Waggoner spoke during the 41st Annual William A. Patterson Transportation Lecture, held April 26 at the Walter Athletics Center Auditorium. Hosted by the Northwestern University Transportation Center (NUTC), the lecture is named for William A. “Pat” Patterson, a central figure in the US air transport industry for more than four decades who served as president and chairman of United Airlines from 1934 until his retirement in 1966. He was a life trustee of Northwestern University and was instrumental in the establishment and strategic leadership of the NUTC.

Waggoner was introduced by NUTC director Hani Mahmassani, William A. Patterson Distinguished Chair in Transportation and professor of civil and environmental engineering. Introductory remarks were also delivered by Jeff Silver, the founder of Mastery Logistics Systems and chairman of the NUTC’s Business Advisory Council.

Since joining Echo in 2006, Waggoner has contributed to making the firm a leading provider of technology-enabled transportation management by using new methods to stay ahead of the curve. Today, that means getting familiar with artificial intelligence.

During his talk, Waggoner told stories about his use of ChatGPT and other large-language models. On one hand, the platform is still young and has biases and knowledge gaps that need to be ironed out. Waggoner noted, however, the opportunity companies have to license a large-language model and supplement it with their own proprietary data to train its employees, improve customer service, hone data entry, and optimize its processes.

To punctuate his point, Waggoner played a video of ChatGPT building computer code in the Ruby programming language using Echo data he uploaded. ChatGPT generated the code to easily sort and find shipping records, even providing a description of how the script works.

“In total, creating this application and successfully running it took about three minutes. It probably took another five minutes for me to write the prompt,” Waggoner said. “I could’ve written this program myself, but it would’ve taken a lot more time than eight minutes, especially because I would most likely have to debug the code.”

The video then showed Waggoner prompting ChatGPT to repeat the process and build computer code again, but in the Python language.

“We are in the early days of generative AI having the capabilities of writing computer code,” he said. “It’s quite effective and very productive. I can only imagine where this technology will lead us in the next few years.” 

Industry workshop examines post-pandemic deliveries

Earlier in the day at The Hive inside the Ford Engineering Design Center, the NUTC hosted the Spring 2023 Industry Workshop: Innovations in Last Mile Delivery. Co-chaired by Mahmassani and NUTC senior associate director Bret Johnson, the event explored how the COVID-19 pandemic brought ecommerce orders to new levels and inspired innovations to support more efficient parcel and white-glove deliveries, with online ordering and home delivery continuing its growth. 

Bret Johnson

Speakers at the event were Sandeep Dhaliwal, managing director, operation planning and engineering, FedEx Express; Cristina Hall, vice president of global customer success, Bringg; and Zach Noren, enterprise partner manager, restaurants, Uber Direct. All three addressed how their respective companies have adjusted to the post-pandemic reality where delivery has become a routine part of life.
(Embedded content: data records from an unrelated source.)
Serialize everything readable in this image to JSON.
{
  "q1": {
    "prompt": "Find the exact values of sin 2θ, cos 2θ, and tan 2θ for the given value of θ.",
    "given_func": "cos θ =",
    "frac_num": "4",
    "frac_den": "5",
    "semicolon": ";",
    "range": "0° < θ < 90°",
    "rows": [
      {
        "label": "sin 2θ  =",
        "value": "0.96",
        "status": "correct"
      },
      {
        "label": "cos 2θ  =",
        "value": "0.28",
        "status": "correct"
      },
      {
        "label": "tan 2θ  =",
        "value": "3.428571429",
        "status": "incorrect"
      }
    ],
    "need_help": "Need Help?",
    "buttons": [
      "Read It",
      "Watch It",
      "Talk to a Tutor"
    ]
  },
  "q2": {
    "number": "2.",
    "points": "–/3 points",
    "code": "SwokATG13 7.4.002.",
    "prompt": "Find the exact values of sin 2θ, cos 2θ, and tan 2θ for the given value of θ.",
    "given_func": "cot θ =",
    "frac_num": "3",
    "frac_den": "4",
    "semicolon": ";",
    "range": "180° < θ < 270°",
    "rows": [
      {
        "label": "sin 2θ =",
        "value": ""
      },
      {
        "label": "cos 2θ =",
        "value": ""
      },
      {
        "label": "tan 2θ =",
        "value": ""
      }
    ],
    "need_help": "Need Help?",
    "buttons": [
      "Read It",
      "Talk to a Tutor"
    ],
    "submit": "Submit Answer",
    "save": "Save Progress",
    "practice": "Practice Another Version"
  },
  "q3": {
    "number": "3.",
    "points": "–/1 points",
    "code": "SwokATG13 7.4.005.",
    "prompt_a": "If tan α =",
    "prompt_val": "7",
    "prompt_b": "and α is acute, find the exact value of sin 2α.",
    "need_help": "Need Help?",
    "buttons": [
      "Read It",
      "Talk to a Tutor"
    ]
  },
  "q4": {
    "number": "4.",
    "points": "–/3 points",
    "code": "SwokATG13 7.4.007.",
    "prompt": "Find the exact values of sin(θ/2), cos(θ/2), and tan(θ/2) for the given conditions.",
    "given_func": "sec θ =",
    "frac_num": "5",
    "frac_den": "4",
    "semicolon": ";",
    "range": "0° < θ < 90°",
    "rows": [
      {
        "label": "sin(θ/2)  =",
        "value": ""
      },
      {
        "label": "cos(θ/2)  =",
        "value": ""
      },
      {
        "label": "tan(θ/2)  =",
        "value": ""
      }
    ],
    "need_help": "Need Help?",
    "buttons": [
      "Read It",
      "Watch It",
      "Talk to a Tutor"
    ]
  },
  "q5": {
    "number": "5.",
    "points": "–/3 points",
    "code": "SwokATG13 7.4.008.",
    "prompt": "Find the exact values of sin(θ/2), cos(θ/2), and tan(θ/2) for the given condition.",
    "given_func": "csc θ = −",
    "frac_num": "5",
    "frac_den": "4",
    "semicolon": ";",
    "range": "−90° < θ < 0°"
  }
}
Going forward, companies involved in last-mile delivery will have to tackle emerging technologies, including one Waggoner mentioned during his speech.

“Change management is going to be huge,” Hall said during a Q&A session moderated by Johnson. “I do think that AI, from a technology standpoint, is going to play a big role. I think we haven’t recognized exactly how yet.”